Your assignment
Copy, without a single change, each line from the one that holds "Decode this image" to the bottom of the entries below, and drop any pictures.

Data under study
━━━━━━━━━━━━━━━━━━━━━━━━━━━━━━
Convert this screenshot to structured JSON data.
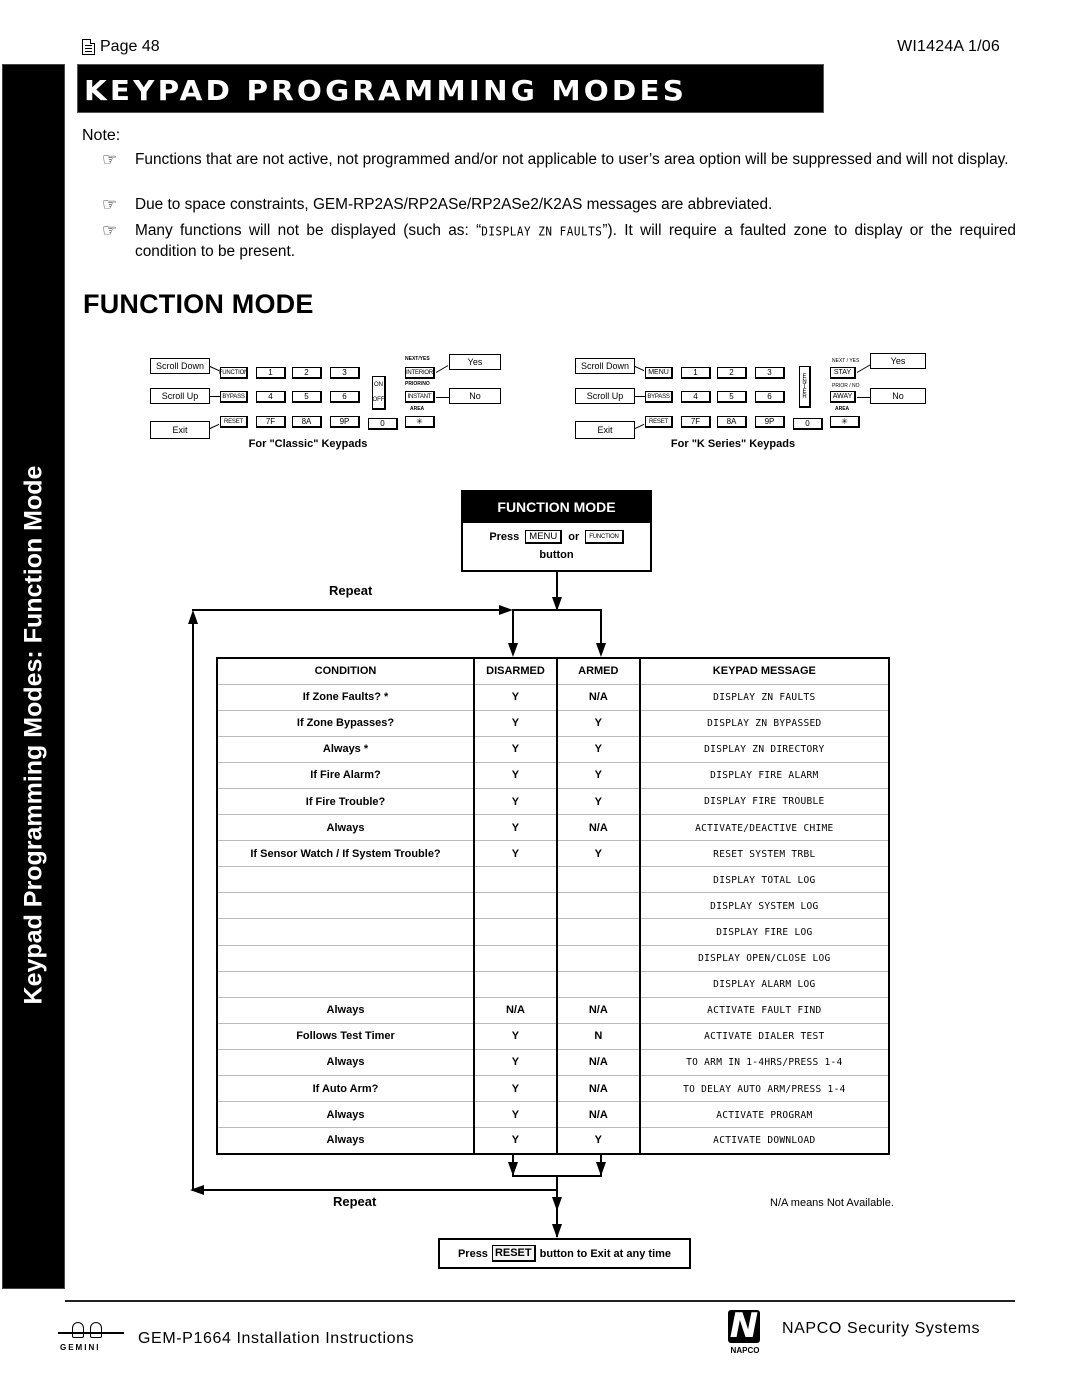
{
  "header": {
    "page_label": "Page 48",
    "doc_id": "WI1424A  1/06",
    "title": "KEYPAD PROGRAMMING MODES",
    "sidebar_text": "Keypad Programming Modes: Function Mode"
  },
  "notes": {
    "heading": "Note:",
    "bullet_icon": "pointing-hand-icon",
    "items": [
      "Functions that are not active, not programmed and/or not applicable to user’s area option will be suppressed and will not display.",
      "Due to space constraints, GEM-RP2AS/RP2ASe/RP2ASe2/K2AS messages are abbreviated.",
      {
        "before": "Many functions will not be displayed (such as: “",
        "lcd": "DISPLAY ZN FAULTS",
        "after": "”).  It will require a faulted zone to display or the required condition to be present."
      }
    ]
  },
  "section_title": "FUNCTION MODE",
  "keypads": [
    {
      "caption": "For \"Classic\" Keypads",
      "callouts": {
        "scroll_down": "Scroll Down",
        "scroll_up": "Scroll Up",
        "exit": "Exit",
        "yes": "Yes",
        "no": "No"
      },
      "keys": {
        "function": "FUNCTION",
        "bypass": "BYPASS",
        "reset": "RESET",
        "k1": "1",
        "k2": "2",
        "k3": "3",
        "k4": "4",
        "k5": "5",
        "k6": "6",
        "k7": "7F",
        "k8": "8A",
        "k9": "9P",
        "k0": "0",
        "power_on": "ON",
        "power_off": "OFF",
        "next": "INTERIOR",
        "prior": "INSTANT",
        "area": "✳"
      },
      "key_labels": {
        "next": "NEXT/YES",
        "prior": "PRIOR/NO",
        "area": "AREA"
      }
    },
    {
      "caption": "For \"K Series\" Keypads",
      "callouts": {
        "scroll_down": "Scroll Down",
        "scroll_up": "Scroll Up",
        "exit": "Exit",
        "yes": "Yes",
        "no": "No"
      },
      "keys": {
        "function": "MENU",
        "bypass": "BYPASS",
        "reset": "RESET",
        "k1": "1",
        "k2": "2",
        "k3": "3",
        "k4": "4",
        "k5": "5",
        "k6": "6",
        "k7": "7F",
        "k8": "8A",
        "k9": "9P",
        "k0": "0",
        "enter": "ENTER",
        "next": "STAY",
        "prior": "AWAY",
        "area": "✳"
      },
      "key_labels": {
        "next": "NEXT / YES",
        "prior": "PRIOR / NO",
        "area": "AREA"
      }
    }
  ],
  "flow": {
    "box_title": "FUNCTION MODE",
    "press": "Press",
    "menu_key": "MENU",
    "or": "or",
    "function_key": "FUNCTION",
    "button": "button",
    "repeat_top": "Repeat",
    "repeat_bottom": "Repeat",
    "na_note": "N/A means Not Available.",
    "exit_press": "Press",
    "exit_key": "RESET",
    "exit_text": "button to Exit at any time"
  },
  "table": {
    "headers": [
      "CONDITION",
      "DISARMED",
      "ARMED",
      "KEYPAD MESSAGE"
    ],
    "rows": [
      [
        "If Zone Faults? *",
        "Y",
        "N/A",
        "DISPLAY ZN FAULTS"
      ],
      [
        "If Zone Bypasses?",
        "Y",
        "Y",
        "DISPLAY ZN BYPASSED"
      ],
      [
        "Always *",
        "Y",
        "Y",
        "DISPLAY ZN DIRECTORY"
      ],
      [
        "If Fire Alarm?",
        "Y",
        "Y",
        "DISPLAY FIRE ALARM"
      ],
      [
        "If Fire Trouble?",
        "Y",
        "Y",
        "DISPLAY FIRE TROUBLE"
      ],
      [
        "Always",
        "Y",
        "N/A",
        "ACTIVATE/DEACTIVE CHIME"
      ],
      [
        "If Sensor Watch / If System Trouble?",
        "Y",
        "Y",
        "RESET SYSTEM TRBL"
      ],
      [
        "",
        "",
        "",
        "DISPLAY TOTAL LOG"
      ],
      [
        "",
        "",
        "",
        "DISPLAY SYSTEM LOG"
      ],
      [
        "",
        "",
        "",
        "DISPLAY FIRE LOG"
      ],
      [
        "",
        "",
        "",
        "DISPLAY OPEN/CLOSE LOG"
      ],
      [
        "",
        "",
        "",
        "DISPLAY ALARM LOG"
      ],
      [
        "Always",
        "N/A",
        "N/A",
        "ACTIVATE FAULT FIND"
      ],
      [
        "Follows Test Timer",
        "Y",
        "N",
        "ACTIVATE DIALER TEST"
      ],
      [
        "Always",
        "Y",
        "N/A",
        "TO ARM IN 1-4HRS/PRESS 1-4"
      ],
      [
        "If Auto Arm?",
        "Y",
        "N/A",
        "TO DELAY AUTO ARM/PRESS 1-4"
      ],
      [
        "Always",
        "Y",
        "N/A",
        "ACTIVATE PROGRAM"
      ],
      [
        "Always",
        "Y",
        "Y",
        "ACTIVATE DOWNLOAD"
      ]
    ]
  },
  "footer": {
    "left_logo_word": "GEMINI",
    "left_text": "GEM-P1664 Installation Instructions",
    "right_logo_word": "NAPCO",
    "right_text": "NAPCO Security Systems"
  }
}
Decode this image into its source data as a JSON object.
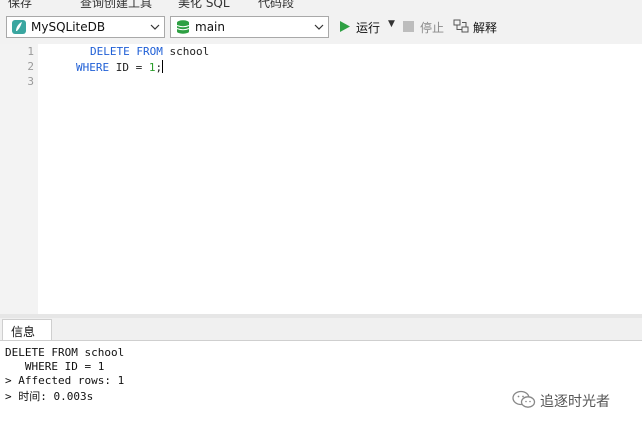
{
  "top_toolbar": {
    "items": [
      "保存",
      "查询创建工具",
      "美化 SQL",
      "代码段"
    ]
  },
  "connection_bar": {
    "connection": "MySQLiteDB",
    "database": "main",
    "run_label": "运行",
    "stop_label": "停止",
    "explain_label": "解释"
  },
  "editor": {
    "line_numbers": [
      "1",
      "2",
      "3"
    ],
    "line1": {
      "kw1": "DELETE",
      "kw2": "FROM",
      "ident": "school"
    },
    "line2": {
      "kw1": "WHERE",
      "ident": "ID",
      "op": "=",
      "num": "1",
      "end": ";"
    }
  },
  "info_panel": {
    "tab_label": "信息",
    "lines": [
      "DELETE FROM school",
      "   WHERE ID = 1",
      "> Affected rows: 1",
      "> 时间: 0.003s"
    ]
  },
  "watermark": {
    "text": "追逐时光者"
  }
}
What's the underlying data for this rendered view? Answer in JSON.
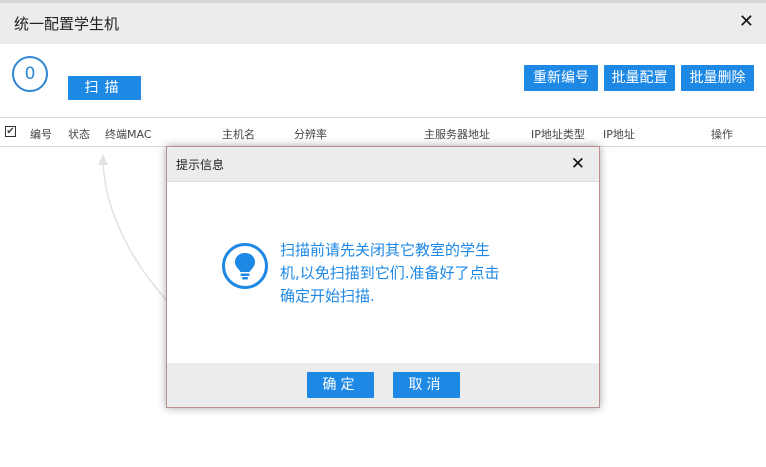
{
  "window": {
    "title": "统一配置学生机",
    "close_glyph": "✕"
  },
  "toolbar": {
    "count": "0",
    "scan_label": "扫描",
    "renumber_label": "重新编号",
    "batch_config_label": "批量配置",
    "batch_delete_label": "批量删除"
  },
  "table": {
    "checkbox_state": "✔",
    "columns": [
      "编号",
      "状态",
      "终端MAC",
      "主机名",
      "分辨率",
      "主服务器地址",
      "IP地址类型",
      "IP地址",
      "操作"
    ]
  },
  "dialog": {
    "title": "提示信息",
    "close_glyph": "✕",
    "icon": "lightbulb-icon",
    "message_lines": [
      "扫描前请先关闭其它教室的学生",
      "机,以免扫描到它们.准备好了点击",
      "确定开始扫描."
    ],
    "ok_label": "确定",
    "cancel_label": "取消"
  },
  "colors": {
    "accent": "#1e88e5",
    "annotation_arrow": "#e53935"
  }
}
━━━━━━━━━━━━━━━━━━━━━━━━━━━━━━
Exercise output
Decode this image into its source data as a JSON object.
{
  "top_toolbar": {
    "items": [
      "保存",
      "查询创建工具",
      "美化 SQL",
      "代码段"
    ]
  },
  "connection_bar": {
    "connection": "MySQLiteDB",
    "database": "main",
    "run_label": "运行",
    "stop_label": "停止",
    "explain_label": "解释"
  },
  "editor": {
    "line_numbers": [
      "1",
      "2",
      "3"
    ],
    "line1": {
      "kw1": "DELETE",
      "kw2": "FROM",
      "ident": "school"
    },
    "line2": {
      "kw1": "WHERE",
      "ident": "ID",
      "op": "=",
      "num": "1",
      "end": ";"
    }
  },
  "info_panel": {
    "tab_label": "信息",
    "lines": [
      "DELETE FROM school",
      "   WHERE ID = 1",
      "> Affected rows: 1",
      "> 时间: 0.003s"
    ]
  },
  "watermark": {
    "text": "追逐时光者"
  }
}
What's the underlying data for this rendered view? Answer in JSON.
{
  "window": {
    "title": "统一配置学生机",
    "close_glyph": "✕"
  },
  "toolbar": {
    "count": "0",
    "scan_label": "扫描",
    "renumber_label": "重新编号",
    "batch_config_label": "批量配置",
    "batch_delete_label": "批量删除"
  },
  "table": {
    "checkbox_state": "✔",
    "columns": [
      "编号",
      "状态",
      "终端MAC",
      "主机名",
      "分辨率",
      "主服务器地址",
      "IP地址类型",
      "IP地址",
      "操作"
    ]
  },
  "dialog": {
    "title": "提示信息",
    "close_glyph": "✕",
    "icon": "lightbulb-icon",
    "message_lines": [
      "扫描前请先关闭其它教室的学生",
      "机,以免扫描到它们.准备好了点击",
      "确定开始扫描."
    ],
    "ok_label": "确定",
    "cancel_label": "取消"
  },
  "colors": {
    "accent": "#1e88e5",
    "annotation_arrow": "#e53935"
  }
}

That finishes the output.